_Task goal_. Nothing in the listing should differ in your copy; retype it all exactly.

++++++

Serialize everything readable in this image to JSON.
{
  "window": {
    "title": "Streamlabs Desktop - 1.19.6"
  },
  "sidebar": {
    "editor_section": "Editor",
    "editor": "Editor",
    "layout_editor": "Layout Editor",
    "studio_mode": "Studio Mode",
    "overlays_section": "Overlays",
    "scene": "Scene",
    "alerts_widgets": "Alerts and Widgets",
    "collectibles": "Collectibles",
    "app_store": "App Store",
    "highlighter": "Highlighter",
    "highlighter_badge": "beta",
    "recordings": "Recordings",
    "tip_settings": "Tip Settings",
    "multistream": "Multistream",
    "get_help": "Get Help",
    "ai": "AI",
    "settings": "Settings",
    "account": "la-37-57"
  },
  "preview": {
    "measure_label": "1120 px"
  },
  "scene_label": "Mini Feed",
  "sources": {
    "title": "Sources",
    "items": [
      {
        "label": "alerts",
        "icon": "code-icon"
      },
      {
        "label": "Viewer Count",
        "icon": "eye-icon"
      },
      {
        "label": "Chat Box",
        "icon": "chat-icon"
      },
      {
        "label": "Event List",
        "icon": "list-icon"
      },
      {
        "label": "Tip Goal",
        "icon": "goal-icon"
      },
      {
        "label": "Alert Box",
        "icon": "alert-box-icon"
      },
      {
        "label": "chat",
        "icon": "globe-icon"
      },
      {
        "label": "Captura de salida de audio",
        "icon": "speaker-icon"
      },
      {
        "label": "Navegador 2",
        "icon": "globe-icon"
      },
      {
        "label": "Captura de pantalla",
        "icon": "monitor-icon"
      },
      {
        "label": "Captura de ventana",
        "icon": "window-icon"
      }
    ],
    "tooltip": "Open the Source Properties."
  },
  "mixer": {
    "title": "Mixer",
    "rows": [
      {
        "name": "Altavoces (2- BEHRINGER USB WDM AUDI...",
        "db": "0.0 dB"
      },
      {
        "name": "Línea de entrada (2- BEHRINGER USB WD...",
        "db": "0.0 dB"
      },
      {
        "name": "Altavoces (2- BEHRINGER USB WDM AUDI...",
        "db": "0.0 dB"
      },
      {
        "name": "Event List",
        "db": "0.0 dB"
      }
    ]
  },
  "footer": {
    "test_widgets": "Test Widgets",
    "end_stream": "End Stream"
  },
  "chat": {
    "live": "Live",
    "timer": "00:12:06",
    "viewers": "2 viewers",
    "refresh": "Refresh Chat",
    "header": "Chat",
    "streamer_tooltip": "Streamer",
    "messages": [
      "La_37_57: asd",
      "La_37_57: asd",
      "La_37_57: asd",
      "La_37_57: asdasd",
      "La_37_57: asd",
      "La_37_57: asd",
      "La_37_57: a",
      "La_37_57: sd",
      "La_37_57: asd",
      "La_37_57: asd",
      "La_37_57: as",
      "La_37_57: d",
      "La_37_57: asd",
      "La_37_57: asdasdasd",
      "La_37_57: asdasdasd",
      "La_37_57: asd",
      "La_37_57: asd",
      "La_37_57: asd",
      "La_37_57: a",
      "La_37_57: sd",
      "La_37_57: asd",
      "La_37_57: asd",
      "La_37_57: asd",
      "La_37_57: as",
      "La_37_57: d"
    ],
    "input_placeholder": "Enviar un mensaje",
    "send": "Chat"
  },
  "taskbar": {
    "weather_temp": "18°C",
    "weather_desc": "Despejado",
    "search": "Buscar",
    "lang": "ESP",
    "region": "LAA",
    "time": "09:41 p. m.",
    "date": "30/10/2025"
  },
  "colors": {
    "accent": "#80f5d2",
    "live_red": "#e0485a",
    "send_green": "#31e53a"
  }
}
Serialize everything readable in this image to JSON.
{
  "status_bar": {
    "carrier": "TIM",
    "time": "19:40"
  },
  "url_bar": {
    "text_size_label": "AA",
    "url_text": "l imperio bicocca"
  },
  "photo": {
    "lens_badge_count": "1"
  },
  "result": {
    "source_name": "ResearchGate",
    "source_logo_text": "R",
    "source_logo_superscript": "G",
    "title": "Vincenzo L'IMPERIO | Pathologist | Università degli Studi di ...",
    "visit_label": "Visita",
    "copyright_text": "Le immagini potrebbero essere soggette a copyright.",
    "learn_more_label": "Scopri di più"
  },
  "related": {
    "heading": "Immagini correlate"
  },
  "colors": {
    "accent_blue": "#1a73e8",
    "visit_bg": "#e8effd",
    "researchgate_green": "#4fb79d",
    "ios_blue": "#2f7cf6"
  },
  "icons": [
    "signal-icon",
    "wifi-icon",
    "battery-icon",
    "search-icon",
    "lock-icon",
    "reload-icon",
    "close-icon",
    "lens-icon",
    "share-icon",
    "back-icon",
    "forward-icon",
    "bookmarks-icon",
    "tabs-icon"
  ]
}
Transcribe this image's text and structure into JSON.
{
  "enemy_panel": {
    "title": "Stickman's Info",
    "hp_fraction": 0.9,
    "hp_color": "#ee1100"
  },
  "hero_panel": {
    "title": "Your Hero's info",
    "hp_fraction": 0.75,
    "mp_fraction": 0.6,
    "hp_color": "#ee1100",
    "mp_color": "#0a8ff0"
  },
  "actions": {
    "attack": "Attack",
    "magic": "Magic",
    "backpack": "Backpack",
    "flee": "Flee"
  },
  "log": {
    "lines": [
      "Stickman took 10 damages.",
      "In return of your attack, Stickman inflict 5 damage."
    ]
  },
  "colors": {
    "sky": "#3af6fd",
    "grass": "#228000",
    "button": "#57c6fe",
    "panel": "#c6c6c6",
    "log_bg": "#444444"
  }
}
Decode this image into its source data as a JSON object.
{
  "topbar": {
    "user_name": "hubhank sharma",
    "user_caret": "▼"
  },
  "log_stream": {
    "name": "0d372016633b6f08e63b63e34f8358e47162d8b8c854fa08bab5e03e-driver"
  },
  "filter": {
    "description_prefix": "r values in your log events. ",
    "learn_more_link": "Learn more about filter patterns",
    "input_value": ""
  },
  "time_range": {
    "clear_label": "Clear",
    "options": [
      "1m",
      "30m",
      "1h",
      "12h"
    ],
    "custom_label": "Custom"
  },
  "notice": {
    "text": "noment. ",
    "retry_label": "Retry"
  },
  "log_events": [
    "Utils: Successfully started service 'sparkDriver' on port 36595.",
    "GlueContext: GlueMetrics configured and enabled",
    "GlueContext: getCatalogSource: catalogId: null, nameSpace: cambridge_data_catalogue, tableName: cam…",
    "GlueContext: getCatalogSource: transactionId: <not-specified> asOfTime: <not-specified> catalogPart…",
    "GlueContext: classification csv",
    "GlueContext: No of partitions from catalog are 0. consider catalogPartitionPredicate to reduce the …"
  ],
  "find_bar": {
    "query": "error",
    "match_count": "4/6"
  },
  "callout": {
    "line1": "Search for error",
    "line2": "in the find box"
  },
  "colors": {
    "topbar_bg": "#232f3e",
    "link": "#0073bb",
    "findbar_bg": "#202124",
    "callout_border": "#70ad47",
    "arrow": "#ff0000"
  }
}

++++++

_Written solution_.
Serialize everything readable in this image to JSON.
{
  "window": {
    "title": "Streamlabs Desktop - 1.19.6"
  },
  "sidebar": {
    "editor_section": "Editor",
    "editor": "Editor",
    "layout_editor": "Layout Editor",
    "studio_mode": "Studio Mode",
    "overlays_section": "Overlays",
    "scene": "Scene",
    "alerts_widgets": "Alerts and Widgets",
    "collectibles": "Collectibles",
    "app_store": "App Store",
    "highlighter": "Highlighter",
    "highlighter_badge": "beta",
    "recordings": "Recordings",
    "tip_settings": "Tip Settings",
    "multistream": "Multistream",
    "get_help": "Get Help",
    "ai": "AI",
    "settings": "Settings",
    "account": "la-37-57"
  },
  "preview": {
    "measure_label": "1120 px"
  },
  "scene_label": "Mini Feed",
  "sources": {
    "title": "Sources",
    "items": [
      {
        "label": "alerts",
        "icon": "code-icon"
      },
      {
        "label": "Viewer Count",
        "icon": "eye-icon"
      },
      {
        "label": "Chat Box",
        "icon": "chat-icon"
      },
      {
        "label": "Event List",
        "icon": "list-icon"
      },
      {
        "label": "Tip Goal",
        "icon": "goal-icon"
      },
      {
        "label": "Alert Box",
        "icon": "alert-box-icon"
      },
      {
        "label": "chat",
        "icon": "globe-icon"
      },
      {
        "label": "Captura de salida de audio",
        "icon": "speaker-icon"
      },
      {
        "label": "Navegador 2",
        "icon": "globe-icon"
      },
      {
        "label": "Captura de pantalla",
        "icon": "monitor-icon"
      },
      {
        "label": "Captura de ventana",
        "icon": "window-icon"
      }
    ],
    "tooltip": "Open the Source Properties."
  },
  "mixer": {
    "title": "Mixer",
    "rows": [
      {
        "name": "Altavoces (2- BEHRINGER USB WDM AUDI...",
        "db": "0.0 dB"
      },
      {
        "name": "Línea de entrada (2- BEHRINGER USB WD...",
        "db": "0.0 dB"
      },
      {
        "name": "Altavoces (2- BEHRINGER USB WDM AUDI...",
        "db": "0.0 dB"
      },
      {
        "name": "Event List",
        "db": "0.0 dB"
      }
    ]
  },
  "footer": {
    "test_widgets": "Test Widgets",
    "end_stream": "End Stream"
  },
  "chat": {
    "live": "Live",
    "timer": "00:12:06",
    "viewers": "2 viewers",
    "refresh": "Refresh Chat",
    "header": "Chat",
    "streamer_tooltip": "Streamer",
    "messages": [
      "La_37_57: asd",
      "La_37_57: asd",
      "La_37_57: asd",
      "La_37_57: asdasd",
      "La_37_57: asd",
      "La_37_57: asd",
      "La_37_57: a",
      "La_37_57: sd",
      "La_37_57: asd",
      "La_37_57: asd",
      "La_37_57: as",
      "La_37_57: d",
      "La_37_57: asd",
      "La_37_57: asdasdasd",
      "La_37_57: asdasdasd",
      "La_37_57: asd",
      "La_37_57: asd",
      "La_37_57: asd",
      "La_37_57: a",
      "La_37_57: sd",
      "La_37_57: asd",
      "La_37_57: asd",
      "La_37_57: asd",
      "La_37_57: as",
      "La_37_57: d"
    ],
    "input_placeholder": "Enviar un mensaje",
    "send": "Chat"
  },
  "taskbar": {
    "weather_temp": "18°C",
    "weather_desc": "Despejado",
    "search": "Buscar",
    "lang": "ESP",
    "region": "LAA",
    "time": "09:41 p. m.",
    "date": "30/10/2025"
  },
  "colors": {
    "accent": "#80f5d2",
    "live_red": "#e0485a",
    "send_green": "#31e53a"
  }
}
Serialize everything readable in this image to JSON.
{
  "status_bar": {
    "carrier": "TIM",
    "time": "19:40"
  },
  "url_bar": {
    "text_size_label": "AA",
    "url_text": "l imperio bicocca"
  },
  "photo": {
    "lens_badge_count": "1"
  },
  "result": {
    "source_name": "ResearchGate",
    "source_logo_text": "R",
    "source_logo_superscript": "G",
    "title": "Vincenzo L'IMPERIO | Pathologist | Università degli Studi di ...",
    "visit_label": "Visita",
    "copyright_text": "Le immagini potrebbero essere soggette a copyright.",
    "learn_more_label": "Scopri di più"
  },
  "related": {
    "heading": "Immagini correlate"
  },
  "colors": {
    "accent_blue": "#1a73e8",
    "visit_bg": "#e8effd",
    "researchgate_green": "#4fb79d",
    "ios_blue": "#2f7cf6"
  },
  "icons": [
    "signal-icon",
    "wifi-icon",
    "battery-icon",
    "search-icon",
    "lock-icon",
    "reload-icon",
    "close-icon",
    "lens-icon",
    "share-icon",
    "back-icon",
    "forward-icon",
    "bookmarks-icon",
    "tabs-icon"
  ]
}
Transcribe this image's text and structure into JSON.
{
  "enemy_panel": {
    "title": "Stickman's Info",
    "hp_fraction": 0.9,
    "hp_color": "#ee1100"
  },
  "hero_panel": {
    "title": "Your Hero's info",
    "hp_fraction": 0.75,
    "mp_fraction": 0.6,
    "hp_color": "#ee1100",
    "mp_color": "#0a8ff0"
  },
  "actions": {
    "attack": "Attack",
    "magic": "Magic",
    "backpack": "Backpack",
    "flee": "Flee"
  },
  "log": {
    "lines": [
      "Stickman took 10 damages.",
      "In return of your attack, Stickman inflict 5 damage."
    ]
  },
  "colors": {
    "sky": "#3af6fd",
    "grass": "#228000",
    "button": "#57c6fe",
    "panel": "#c6c6c6",
    "log_bg": "#444444"
  }
}
Decode this image into its source data as a JSON object.
{
  "topbar": {
    "user_name": "hubhank sharma",
    "user_caret": "▼"
  },
  "log_stream": {
    "name": "0d372016633b6f08e63b63e34f8358e47162d8b8c854fa08bab5e03e-driver"
  },
  "filter": {
    "description_prefix": "r values in your log events. ",
    "learn_more_link": "Learn more about filter patterns",
    "input_value": ""
  },
  "time_range": {
    "clear_label": "Clear",
    "options": [
      "1m",
      "30m",
      "1h",
      "12h"
    ],
    "custom_label": "Custom"
  },
  "notice": {
    "text": "noment. ",
    "retry_label": "Retry"
  },
  "log_events": [
    "Utils: Successfully started service 'sparkDriver' on port 36595.",
    "GlueContext: GlueMetrics configured and enabled",
    "GlueContext: getCatalogSource: catalogId: null, nameSpace: cambridge_data_catalogue, tableName: cam…",
    "GlueContext: getCatalogSource: transactionId: <not-specified> asOfTime: <not-specified> catalogPart…",
    "GlueContext: classification csv",
    "GlueContext: No of partitions from catalog are 0. consider catalogPartitionPredicate to reduce the …"
  ],
  "find_bar": {
    "query": "error",
    "match_count": "4/6"
  },
  "callout": {
    "line1": "Search for error",
    "line2": "in the find box"
  },
  "colors": {
    "topbar_bg": "#232f3e",
    "link": "#0073bb",
    "findbar_bg": "#202124",
    "callout_border": "#70ad47",
    "arrow": "#ff0000"
  }
}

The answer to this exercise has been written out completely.